So we started getting outside! Some years it’s a hike. Sometimes it’s a picnic at the park. Or it may just be walking around the block. I used to have higher expectations for a full on planned hike for several hours but I found that that often caused more stress with timing and planning and logistics than it was worth for a day that was already busy with food and family and church. So I changed my expectations to just include a few minutes of outside time, together, even if it’s just sitting in our front yard. And we’re all happier for it (and it keeps the house cleaner, too!).
5. Get Enough Sleep
There’s almost nothing that affects my mood more than not getting enough sleep, much as I try to deny it. We’re all just happier people when we’ve had enough sleep. And I want to be happy on Mother’s Day! I want to be patient and kind and I want to want to be with my children instead of away from them. Getting enough rest is immensely helpful with that.
For me, it’s most helpful if I sleep well for several nights in a row and go to bed on time. This works better than sleeping in really late on Mother’s Day morning, which always leaves me feeling grumpy and lethargic.
6. Choose a Simple Tradition

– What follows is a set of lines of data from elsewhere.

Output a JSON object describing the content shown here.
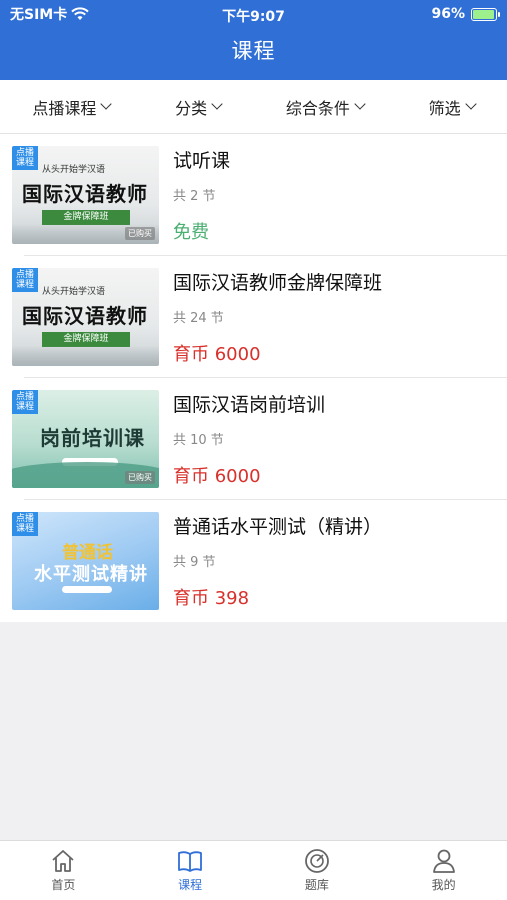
{
  "status": {
    "carrier": "无SIM卡",
    "time": "下午9:07",
    "battery": "96%"
  },
  "header": {
    "title": "课程"
  },
  "filters": [
    "点播课程",
    "分类",
    "综合条件",
    "筛选"
  ],
  "courses": [
    {
      "thumb_tag": "点播课程",
      "thumb_sub": "从头开始学汉语",
      "thumb_title": "国际汉语教师",
      "thumb_band": "金牌保障班",
      "thumb_badge": "已购买",
      "name": "试听课",
      "count": "共 2 节",
      "price": "免费"
    },
    {
      "thumb_tag": "点播课程",
      "thumb_sub": "从头开始学汉语",
      "thumb_title": "国际汉语教师",
      "thumb_band": "金牌保障班",
      "name": "国际汉语教师金牌保障班",
      "count": "共 24 节",
      "price": "育币 6000"
    },
    {
      "thumb_tag": "点播课程",
      "thumb_title": "岗前培训课",
      "thumb_badge": "已购买",
      "name": "国际汉语岗前培训",
      "count": "共 10 节",
      "price": "育币 6000"
    },
    {
      "thumb_tag": "点播课程",
      "thumb_title_1": "普通话",
      "thumb_title_2": "水平测试精讲",
      "name": "普通话水平测试（精讲）",
      "count": "共 9 节",
      "price": "育币 398"
    }
  ],
  "tabbar": [
    {
      "label": "首页",
      "icon": "home-icon"
    },
    {
      "label": "课程",
      "icon": "book-icon"
    },
    {
      "label": "题库",
      "icon": "target-icon"
    },
    {
      "label": "我的",
      "icon": "user-icon"
    }
  ],
  "colors": {
    "primary": "#2f6fd6",
    "free": "#4caf72",
    "price": "#d8302a"
  }
}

Like I mentioned with the hike above, I used to focus on a big thing, and would feel frustrated when it either got delayed, didn’t work out perfectly, or didn’t happen at all. In the last couple years, I’ve tried to remind myself – we have 5 little kids! It’s always on a Sunday when we have church! The easiest way for me to feel like it was a terrible day is if I had a bunch of expectations in my mental list that didn’t end up happening the way I wanted them to happen.
The great thing is that’s a relatively easy problem to fix by just lowering expectations! The last couple years, we’ve had ONE simple tradition – a Mother’s Day tea. No fancy breakfast to get derailed by church timing, no need to be home at exactly the right moment for dinner. Sometimes it’s an afternoon tea that doubles as dinner. This year, I have a choir concert in which I’m singing in the afternoon, so we’ll do a lunchtime tea instead. I love that it’s something consistent we can count on, but simple enough that it doesn’t require tons of prep or rigid timing.
We always have lots of tea on hand, Dan and the kids make some simple sandwiches, and we pick up some fancy bakery treats. If we’re missing an ingredient or a whole item, it’s no big deal – we could honestly just have peanut butter sandwiches alongside tea in our fancy dishes and it would still feel special. (We purchased these beautiful three-tiered and two- tiered serving stands for a birthday party a few years ago and they’ve been worth every penny as we’ve used them for countless parties, dinners, and more.)
7. Create My Own Special Day
This sort of ties into all the rest, but I’ve realized that my attitude and behavior are actually the biggest variable in it all. It’s no one else’s job to make me happy but me. I get to decide what would make for a special and low-stress day for me, and then I can either choose to communicate that and make it happen or I can choose to just expect it and likely be disappointed.
Plus, I don’t have to love what anyone else loves! I’ve never liked breakfast in bed – I hate eating before brushing my teeth, and I dislike just eating while everyone else watches me (and I most certainly don’t want all my kids eating in my bed). So we skip that! We get up and eat at the table and that works for us. I try to think about the things that I love, especially the ones I love with my kids – being outside, reading books, chatting over a treat. And we try to care some space for those simple things.
Most of all, my attitude going into the day is the biggest factor. If I’m willing to see the effort and love from my family, it will become apparent and we’re all likely to feel happier. It still won’t be a perfect day – it almost never is – but it sure helps in feeling loved.
I hope these things help you, too!